About the ADF
The African Development Fund (ADF) is the concessional window of the African Development Bank (AfDB) Group. Established in 1972, it became operational in 1974. Administered by the African Development Bank, it comprises, to date, 29 contributing countries and benefits 38 countries. The 38 ADF-eligible countries include those that are increasing their economic capacities and heading toward becoming the new emerging markets—as well as those that remain fragile and need special assistance for basic levels of service delivery.
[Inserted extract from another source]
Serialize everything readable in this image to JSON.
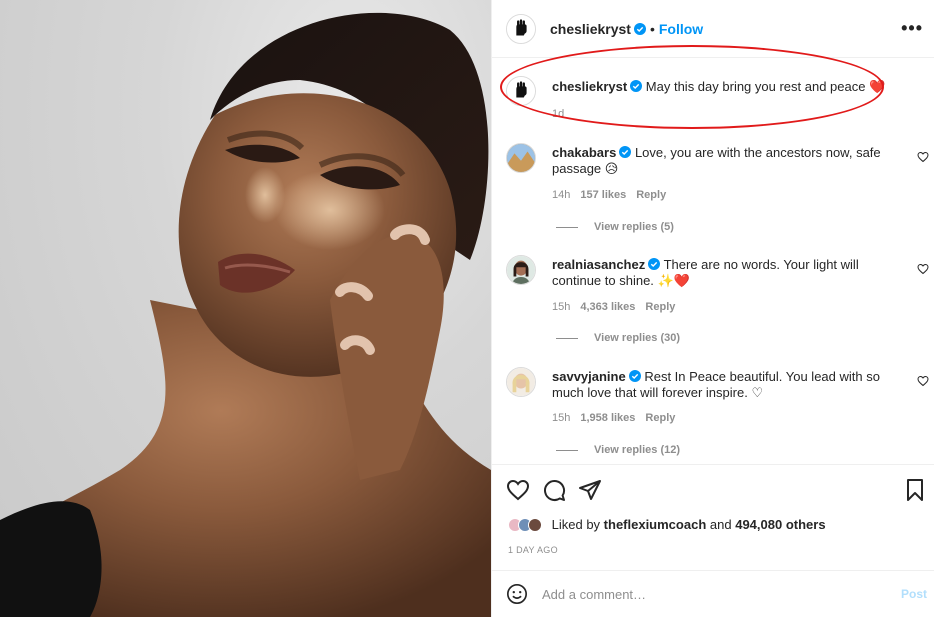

The ADF has the challenge of having nearly half its client countries as fragile states, and facing a situation where even stable economies can become fragile due to a single internal or external shock.
The ADF contributes to poverty reduction and economic and social development in the least developed African countries by providing concessional funding for projects and programs, as well as technical assistance for studies and capacity-building activities. The Fund has cumulatively invested UA 29.4 billion (USD 45 billion) over its 40 years of operationalization on the African continent.
The Fund’s resources are replenished every three years by its donor countries. In the replenishment discussions, the donor countries are represented by their ADF Deputies.
Agreement establishing the African Development Fund
The Agreement establishing the African Development Fund designates the Board of Governors as the Fund’s highest policy-making organ. The Board of Governors meets at least once a year. The ADF Board of Directors includes seven Executive Directors representing donor countries (the Executive Directors are nominated by their constituencies) and seven Executive Directors representing the AfDB. The Board oversees the Fund’s general operations.
The African Development Fund emerged as the solution to two major constraints which became apparent after the African Development Bank had commenced operations in 1974 i) the limited amount of resources which the Bank could provide and ii) the nature as well as the terms of the loans, which were not fully appropriate for the poorest of its member countries, especially for projects with long-term durations or non-financial returns.
The Fund’s resources consist of contributions from internal Bank resources and periodic replenishments by donor countries, usually on a three-year basis. Initial contributions to ADF were pledged in 1972. The first replenishment – designated ADF I – took place in 1974 and covered the period 1976-1978. In total, the ADF has been replenished thirteen times; therefore, the current ADF period is ADF-13. Consultations on the thirteenth replenishment successfully concluded in September 2013 for the Fund’s activities in 2014-2016. For the ADF-13 period, ADF Deputies agreed on a replenishment level, excluding technical gap, of UA 4.86 billion, an amount equivalent to US $7.3 billion. Once the thirteenth replenishment has been approved by the Board of Governors, it will become effective in 2014.